|International Classification||B65D50/04, B65D43/22, B65D55/02, B65D47/08|
|Cooperative Classification||B65D47/0838, B65D2251/1016, B65D50/045|
|European Classification||B65D47/08B4C, B65D50/04F|
|Mar 11, 1993||AS||Assignment|
Owner name: SEAQUIST CLOSURES, A DIVISION OF PITTWAY CORPORATI
Free format text: ASSIGNMENT OF ASSIGNORS INTEREST.;ASSIGNORS:ROHR, ROBERT D.;IMBERY, LEO R. JR.;DANIELS, RICHARD J.;REEL/FRAME:006457/0313
Effective date: 19921015
|May 31, 1994||AS||Assignment|
Owner name: APTARGROUP, INC., ILLINOIS
Free format text: ASSIGNMENT OF ASSIGNORS INTEREST;ASSIGNOR:PITTWAY CORPORATION A CORP. OF DELAWARE;REEL/FRAME:007009/0314
Effective date: 19940520
|Jan 16, 1998||AS||Assignment|
Owner name: SEAQUIST CLOSURES FOREIGN, INC., ILLINOIS
Free format text: ASSIGNMENT OF ASSIGNORS INTEREST;ASSIGNOR:APTARGROUP, INC.;REEL/FRAME:008896/0055
Effective date: 19980101
|Feb 17, 1998||FPAY||Fee payment|
Year of fee payment: 4
|May 7, 2002||REMI||Maintenance fee reminder mailed|
|Oct 18, 2002||LAPS||Lapse for failure to pay maintenance fees|

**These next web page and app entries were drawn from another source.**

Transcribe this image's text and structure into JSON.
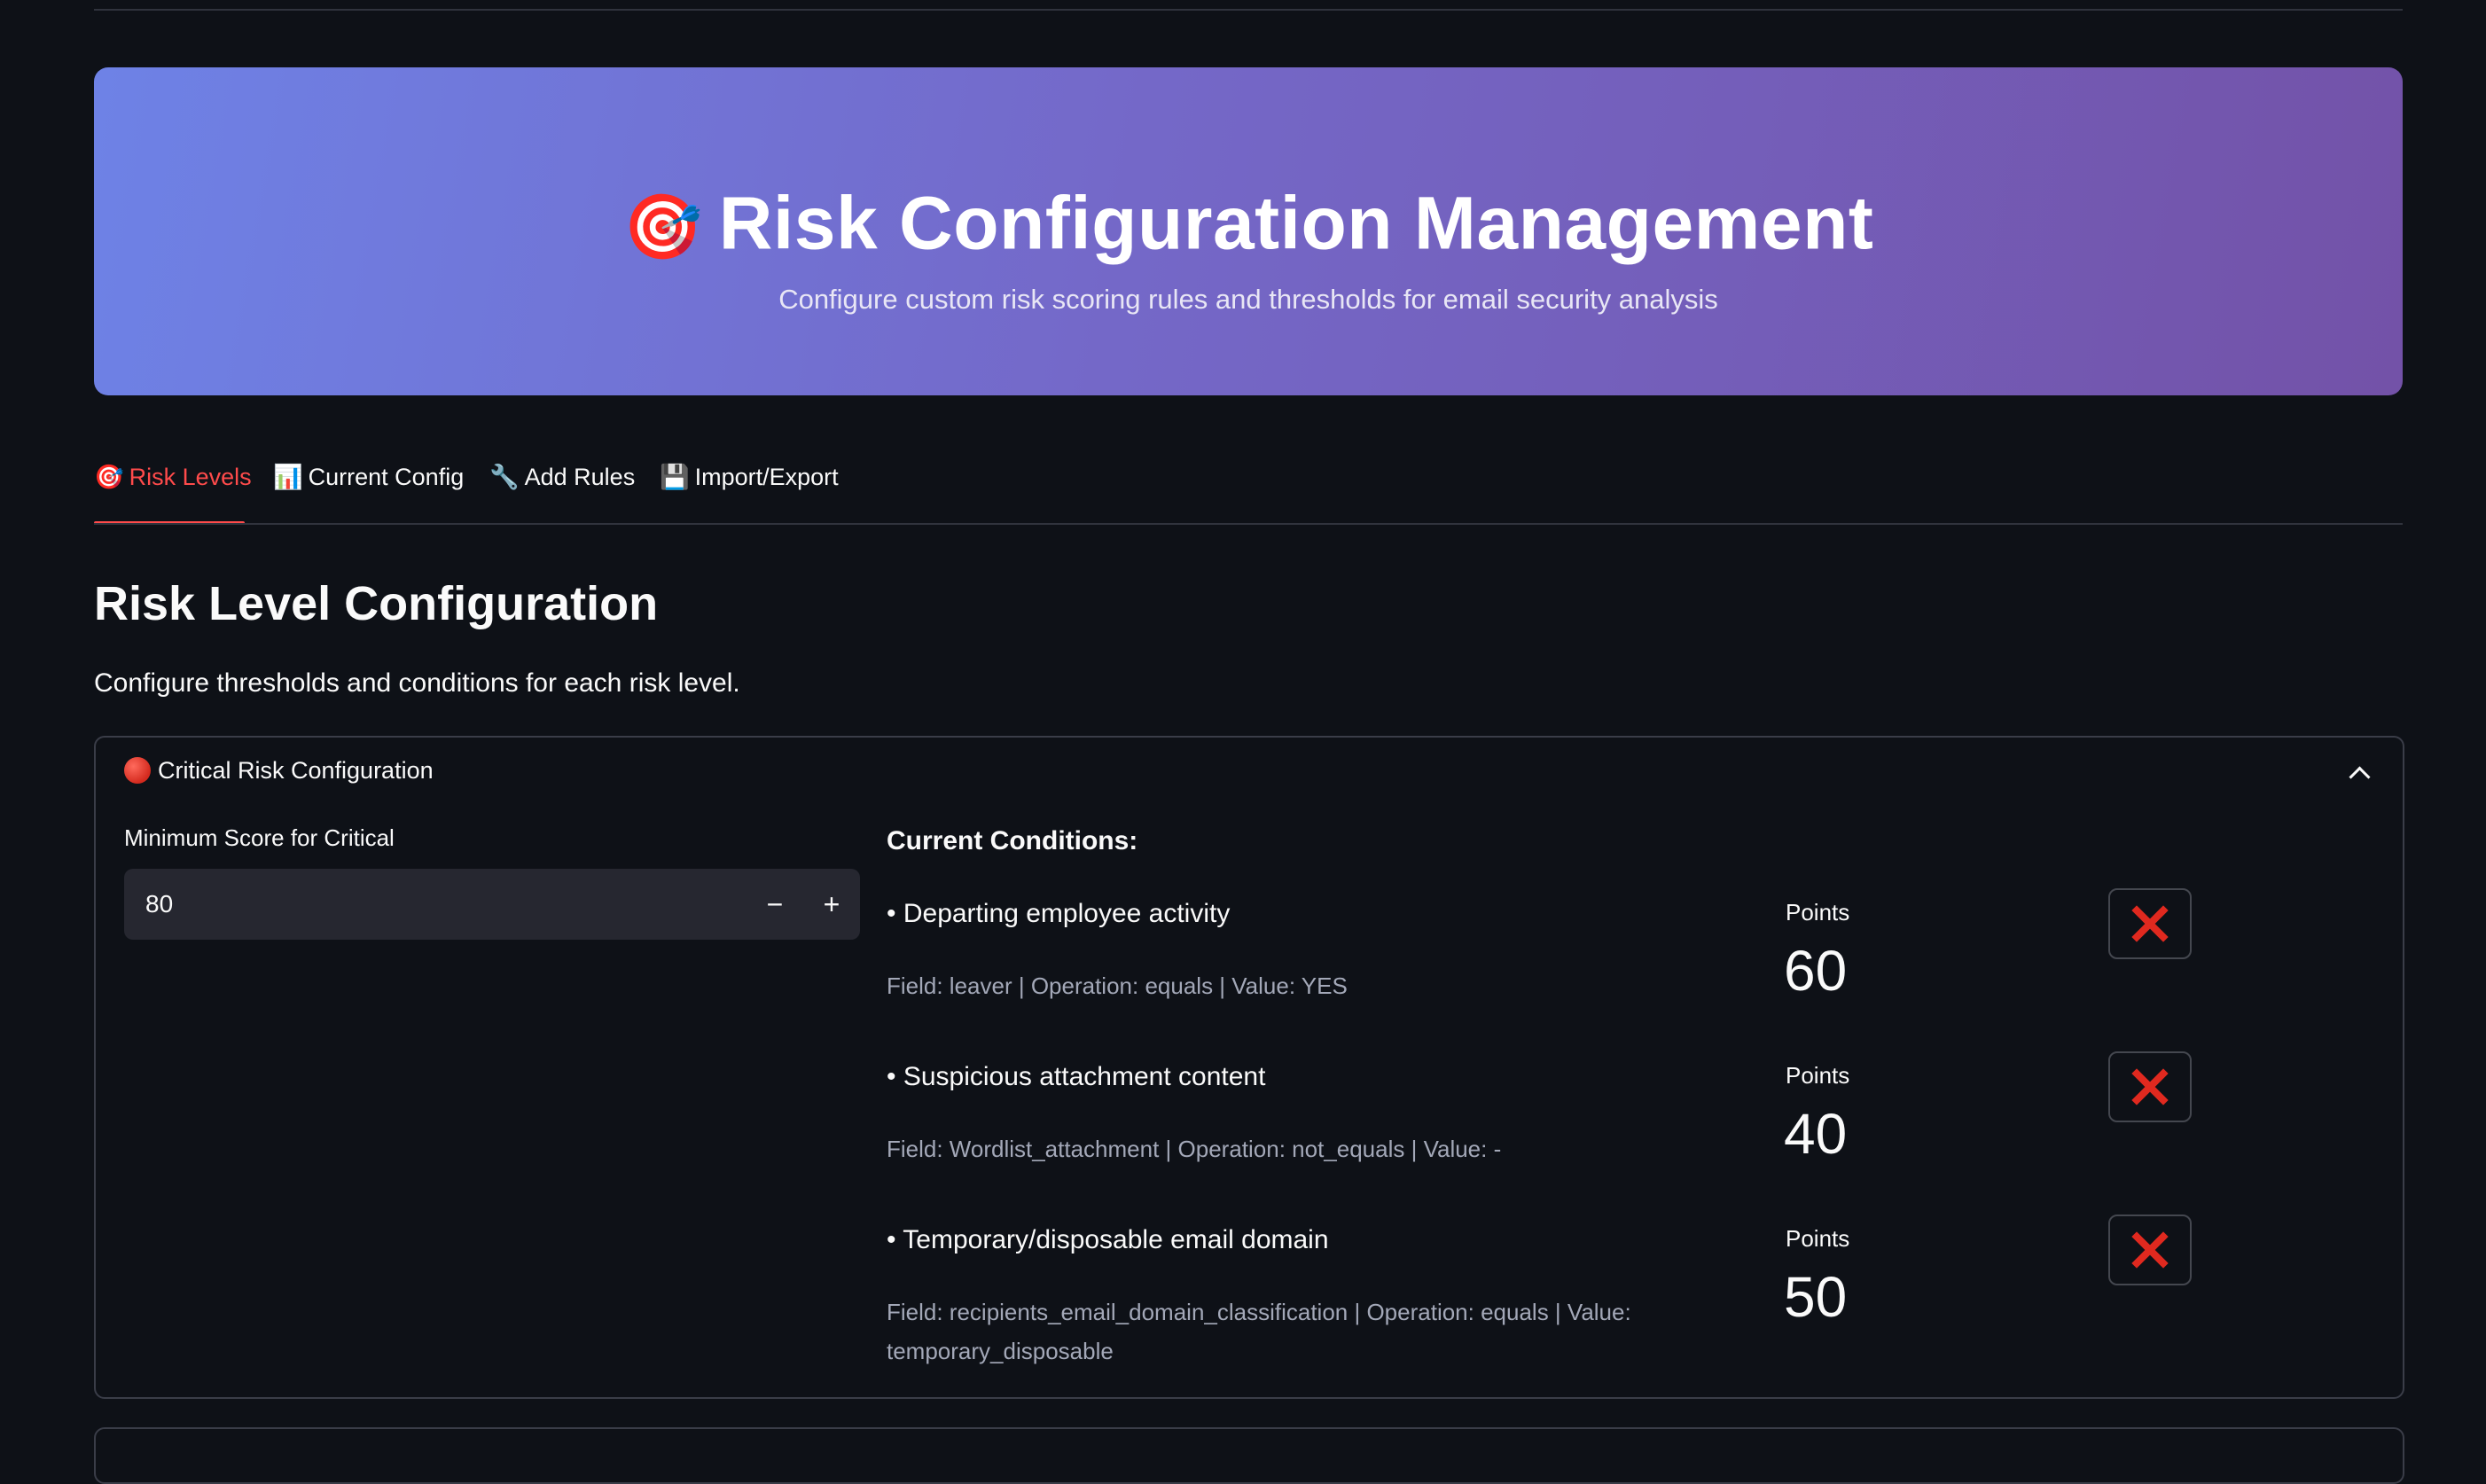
{
  "hero": {
    "emoji": "🎯",
    "title": "Risk Configuration Management",
    "subtitle": "Configure custom risk scoring rules and thresholds for email security analysis"
  },
  "tabs": [
    {
      "icon": "🎯",
      "label": "Risk Levels",
      "active": true
    },
    {
      "icon": "📊",
      "label": "Current Config",
      "active": false
    },
    {
      "icon": "🔧",
      "label": "Add Rules",
      "active": false
    },
    {
      "icon": "💾",
      "label": "Import/Export",
      "active": false
    }
  ],
  "section": {
    "title": "Risk Level Configuration",
    "description": "Configure thresholds and conditions for each risk level."
  },
  "critical": {
    "header": "Critical Risk Configuration",
    "min_score_label": "Minimum Score for Critical",
    "min_score_value": "80",
    "minus": "−",
    "plus": "+",
    "conditions_title": "Current Conditions:",
    "conditions": [
      {
        "name": "• Departing employee activity",
        "meta": "Field: leaver | Operation: equals | Value: YES",
        "points_label": "Points",
        "points": "60"
      },
      {
        "name": "• Suspicious attachment content",
        "meta": "Field: Wordlist_attachment | Operation: not_equals | Value: -",
        "points_label": "Points",
        "points": "40"
      },
      {
        "name": "• Temporary/disposable email domain",
        "meta": "Field: recipients_email_domain_classification | Operation: equals | Value: temporary_disposable",
        "points_label": "Points",
        "points": "50"
      }
    ]
  },
  "colors": {
    "accent": "#ff4b4b",
    "background": "#0e1117",
    "delete_icon": "#e0291f"
  }
}
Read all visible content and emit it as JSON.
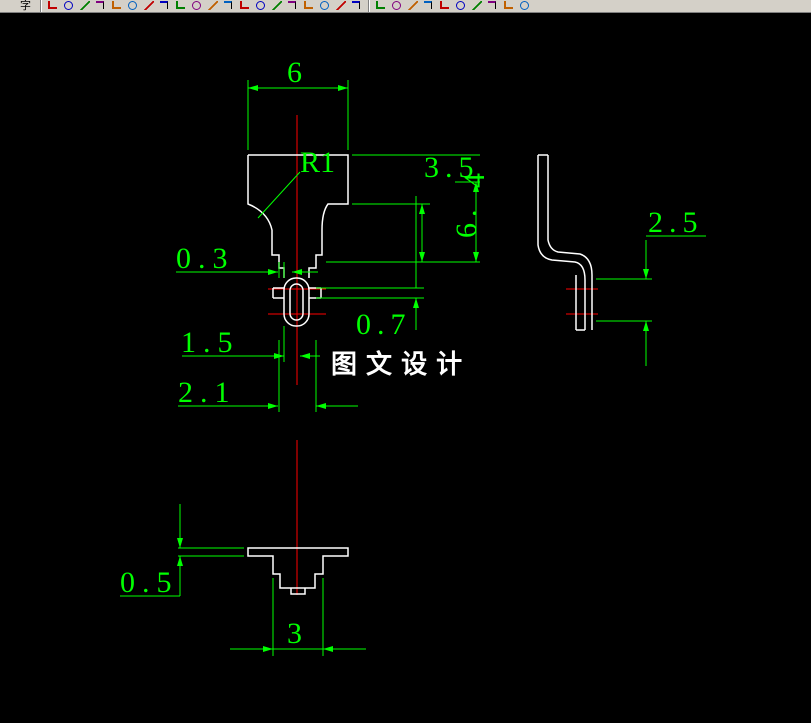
{
  "toolbar": {
    "title_glyph": "字",
    "icons": [
      "grid-snap-icon",
      "layer-icon",
      "print-icon",
      "line-icon",
      "circle-icon",
      "hatch-icon",
      "insert-icon",
      "pipe-icon",
      "block-icon",
      "curve-icon",
      "pencil-icon",
      "joint-icon",
      "cross-icon",
      "gear-icon",
      "target-icon",
      "marker-icon",
      "column-icon",
      "tee-icon",
      "dimension-icon",
      "angle-icon",
      "square-icon",
      "arrow-icon",
      "mirror-icon",
      "frame-icon",
      "hatch-alt-icon",
      "diagonal-icon",
      "xline-icon",
      "fan-icon",
      "arc-icon",
      "zigzag-icon"
    ]
  },
  "drawing": {
    "dimensions": {
      "top_width": "6",
      "radius": "R1",
      "height_a": "3.5",
      "height_b": "4",
      "height_c": "6.",
      "neck": "0.3",
      "gap": "0.7",
      "slot": "1.5",
      "outer": "2.1",
      "side_offset": "2.5",
      "thickness": "0.5",
      "bottom_width": "3"
    },
    "watermark": "图 文 设 计"
  },
  "colors": {
    "background": "#000000",
    "outline": "#ffffff",
    "dimension": "#00ff00",
    "centerline": "#ff0000"
  }
}
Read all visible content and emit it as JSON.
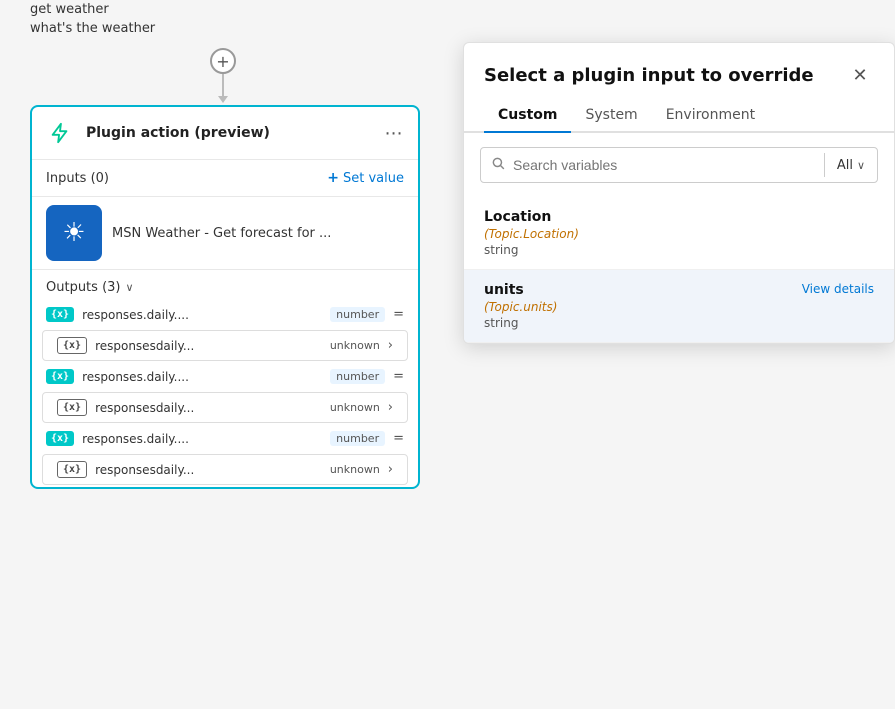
{
  "canvas": {
    "trigger_items": [
      "get weather",
      "what's the weather"
    ],
    "plus_symbol": "+"
  },
  "plugin_card": {
    "title": "Plugin action (preview)",
    "menu_dots": "⋯",
    "inputs_label": "Inputs (0)",
    "set_value_label": "Set value",
    "msn_label": "MSN Weather - Get forecast for ...",
    "msn_icon": "☀",
    "outputs_label": "Outputs (3)",
    "outputs": [
      {
        "type": "teal",
        "badge": "{x}",
        "name": "responses.daily....",
        "tag": "number",
        "suffix": "="
      },
      {
        "type": "light",
        "badge": "{x}",
        "name": "responsesdaily...",
        "tag": "unknown",
        "suffix": "›"
      },
      {
        "type": "teal",
        "badge": "{x}",
        "name": "responses.daily....",
        "tag": "number",
        "suffix": "="
      },
      {
        "type": "light",
        "badge": "{x}",
        "name": "responsesdaily...",
        "tag": "unknown",
        "suffix": "›"
      },
      {
        "type": "teal",
        "badge": "{x}",
        "name": "responses.daily....",
        "tag": "number",
        "suffix": "="
      },
      {
        "type": "light",
        "badge": "{x}",
        "name": "responsesdaily...",
        "tag": "unknown",
        "suffix": "›"
      }
    ]
  },
  "panel": {
    "title": "Select a plugin input to override",
    "close_icon": "✕",
    "tabs": [
      {
        "label": "Custom",
        "active": true
      },
      {
        "label": "System",
        "active": false
      },
      {
        "label": "Environment",
        "active": false
      }
    ],
    "search_placeholder": "Search variables",
    "search_icon": "🔍",
    "all_label": "All",
    "variables": [
      {
        "name": "Location",
        "topic": "(Topic.Location)",
        "type": "string",
        "selected": false,
        "view_details": null
      },
      {
        "name": "units",
        "topic": "(Topic.units)",
        "type": "string",
        "selected": true,
        "view_details": "View details"
      }
    ]
  }
}
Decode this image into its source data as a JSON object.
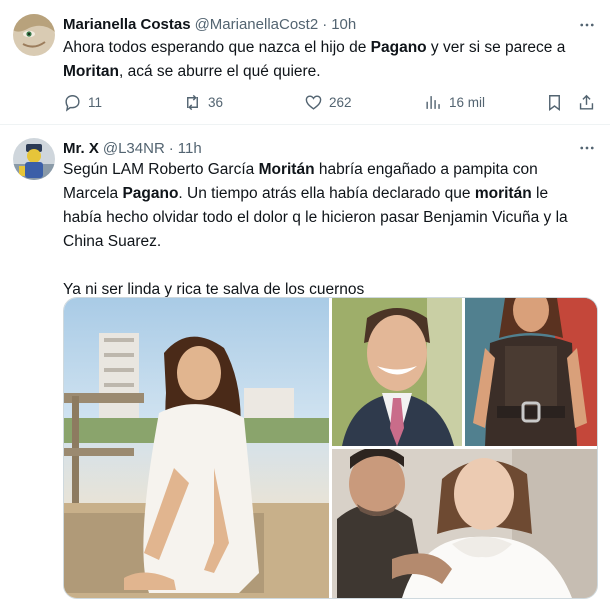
{
  "tweet1": {
    "name": "Marianella Costas",
    "handle": "@MarianellaCost2",
    "separator": "·",
    "time": "10h",
    "text_runs": [
      {
        "t": "Ahora todos esperando que nazca el hijo de ",
        "b": false
      },
      {
        "t": "Pagano",
        "b": true
      },
      {
        "t": " y ver si se parece a ",
        "b": false
      },
      {
        "br": true
      },
      {
        "t": "Moritan",
        "b": true
      },
      {
        "t": ", acá se aburre el qué quiere.",
        "b": false
      }
    ],
    "replies": "11",
    "reposts": "36",
    "likes": "262",
    "views": "16 mil",
    "icons": [
      "more-icon",
      "reply-icon",
      "repost-icon",
      "like-icon",
      "views-icon",
      "bookmark-icon",
      "share-icon"
    ]
  },
  "tweet2": {
    "name": "Mr. X",
    "handle": "@L34NR",
    "separator": "·",
    "time": "11h",
    "text_runs": [
      {
        "t": "Según LAM Roberto García ",
        "b": false
      },
      {
        "t": "Moritán",
        "b": true
      },
      {
        "t": " habría engañado a pampita con",
        "b": false
      },
      {
        "br": true
      },
      {
        "t": "Marcela ",
        "b": false
      },
      {
        "t": "Pagano",
        "b": true
      },
      {
        "t": ". Un tiempo atrás ella había declarado que ",
        "b": false
      },
      {
        "t": "moritán",
        "b": true
      },
      {
        "t": " le",
        "b": false
      },
      {
        "br": true
      },
      {
        "t": "había hecho olvidar todo el dolor q le hicieron pasar  Benjamin Vicuña y la",
        "b": false
      },
      {
        "br": true
      },
      {
        "t": "China Suarez.",
        "b": false
      },
      {
        "br": true
      },
      {
        "br": true
      },
      {
        "t": "Ya ni ser linda y rica te salva de los cuernos",
        "b": false
      }
    ],
    "media_photos": [
      "photo-woman-beach",
      "photo-man-smiling",
      "photo-woman-vest",
      "photo-couple-selfie"
    ]
  },
  "colors": {
    "text": "#0f1419",
    "muted": "#536471",
    "border": "#cfd9de"
  }
}
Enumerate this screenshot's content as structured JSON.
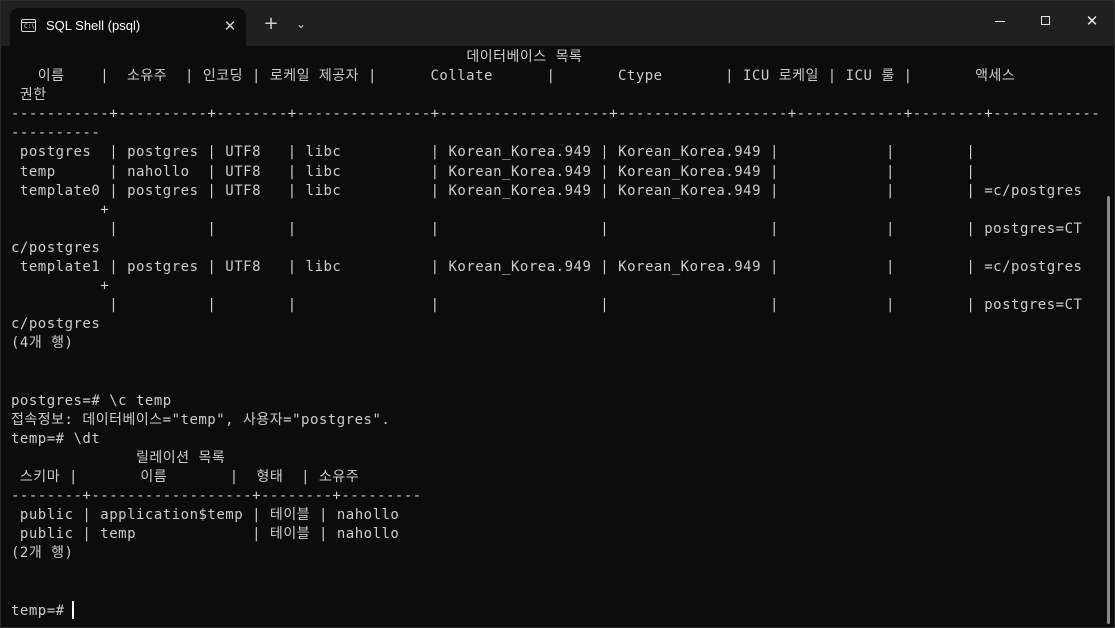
{
  "window": {
    "tab_title": "SQL Shell (psql)",
    "tab_icon": "terminal-icon",
    "close_tab_glyph": "✕",
    "new_tab_glyph": "+",
    "dropdown_glyph": "⌄",
    "minimize_glyph": "",
    "maximize_glyph": "",
    "close_glyph": "✕"
  },
  "terminal": {
    "lines": [
      "                                                   데이터베이스 목록",
      "   이름    |  소유주  | 인코딩 | 로케일 제공자 |      Collate      |       Ctype       | ICU 로케일 | ICU 룰 |       액세스",
      " 권한",
      "-----------+----------+--------+---------------+-------------------+-------------------+------------+--------+-----------------",
      "----------",
      " postgres  | postgres | UTF8   | libc          | Korean_Korea.949 | Korean_Korea.949 |            |        |",
      " temp      | nahollo  | UTF8   | libc          | Korean_Korea.949 | Korean_Korea.949 |            |        |",
      " template0 | postgres | UTF8   | libc          | Korean_Korea.949 | Korean_Korea.949 |            |        | =c/postgres",
      "          +",
      "           |          |        |               |                  |                  |            |        | postgres=CT",
      "c/postgres",
      " template1 | postgres | UTF8   | libc          | Korean_Korea.949 | Korean_Korea.949 |            |        | =c/postgres",
      "          +",
      "           |          |        |               |                  |                  |            |        | postgres=CT",
      "c/postgres",
      "(4개 행)",
      "",
      "",
      "postgres=# \\c temp",
      "접속정보: 데이터베이스=\"temp\", 사용자=\"postgres\".",
      "temp=# \\dt",
      "              릴레이션 목록",
      " 스키마 |       이름       |  형태  | 소유주",
      "--------+------------------+--------+---------",
      " public | application$temp | 테이블 | nahollo",
      " public | temp             | 테이블 | nahollo",
      "(2개 행)",
      "",
      "",
      "temp=# "
    ]
  }
}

|Dec 17, 2002||FP||Expired due to failure to pay maintenance fee|
Effective date: 20021018